When Pierzak looked at a time series of FTSE/Nareit and NFI-ODCE returns going back to 2000, the analysis identified eight trough periods with –10% or greater REIT relative underperformance. The analysis went on to reveal a pattern in which public/private return differences rebounded significantly after the identified troughs. The 1Q 2009 trough during the depths of the global financial crisis was followed by a surge in total return for listed REITs of 106.7% in the next year.[iv] The 3Q 2022 underperformance of REITs was even larger than that witnessed in 2009 and while it is too soon to know how this period’s divergence will end, we have seen some stabilization in the traded REIT market in the first half of 2023.
In considering the duration of the large public/private deviations which have occurred since 2003, the total return differences that fell within a -10% to –30% band had an average duration of traded REIT underperformance which lasted four quarters. The 2009 trough which ended in a differential of –34.8% resulted in a nine-quarter dislocation.
In Pierzak’s final iteration of the data, he considered average four-quarter returns after the relative performance troughs and the analysis showed traded REITs outperformed private real estate for the seven known observations by a considerable margin, with listed REITs achieving an average return of 41.8% compared to 4.6% for private real estate. The analysis goes on to show that the observations with the deepest troughs for listed REITs went on to produce greater observed forward four quarter total returns.

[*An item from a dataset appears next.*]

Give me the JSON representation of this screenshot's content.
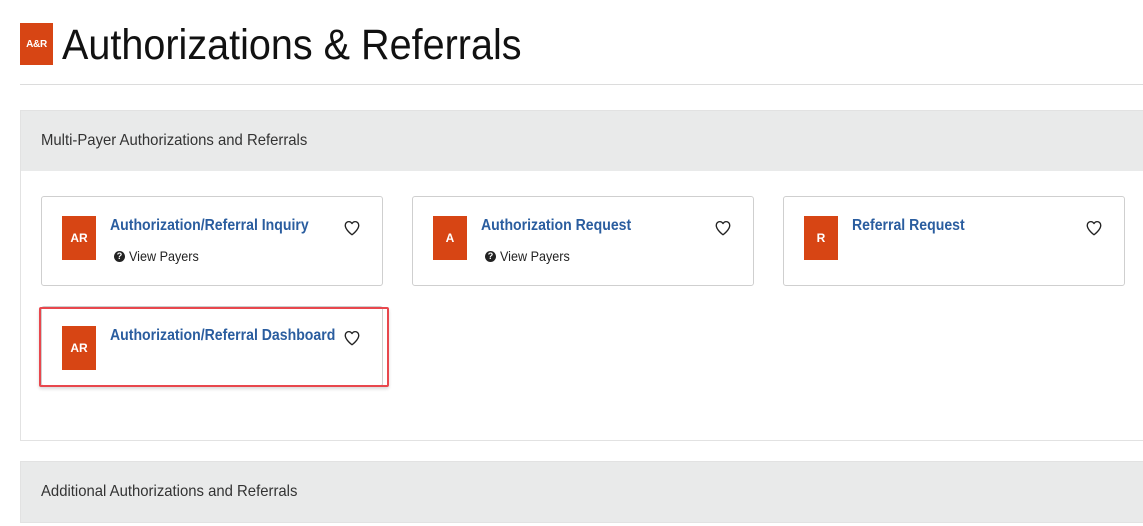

In conclusion, we highlight that the recent divergence in total return between listed REITs and private real estate as measured by the NCREIF Fund Index – Open End diversified Core Equity (NFI-ODCE) has never been larger and listed real estate is trading at a substantial valuation discount to its private market peers. Historically, listed REIT total returns have also tended to bounce back – and even surge – after significant public and private real estate market dislocations.[v] We would also emphasize that asset quality, operating capability and leverage profile of the listed REITs are in many cases on par with the characteristics exhibited by private market constituents,[vi] making it a very interesting time to focus on listed real estate.
Price/Earnings Ratio – the ratio for valuing a company that measures its current share price relative to its per share earnings
Basis point – a unit of measurement in finance that is equal to one hundreth of one percent or 0.01%
NCREIF Fund Index – Open End Diversified Core Equity (NFI-ODCE) is an index of investment returns of the largest private real estate funds pursuing lower risk investment strategies utilizing low leverage and generally represented by equity ownership positions in stable U.S. operating properties diversified across regions and property types
Delta – a ratio that shows how much the price of a derivative or securitiy is likely to move based on the price change of an underlying asset or proxy
Duration – a measure of the sensitivity of the price of a bond or other instrument to a change in interest rates or other factors. It is used in the assessment of the price volatility of a security
[i] Public and Private Real Estate: Divergences, Harbingers, and Opportunities by Edward F. Pierzak; PREA Quarterly, Spring 2023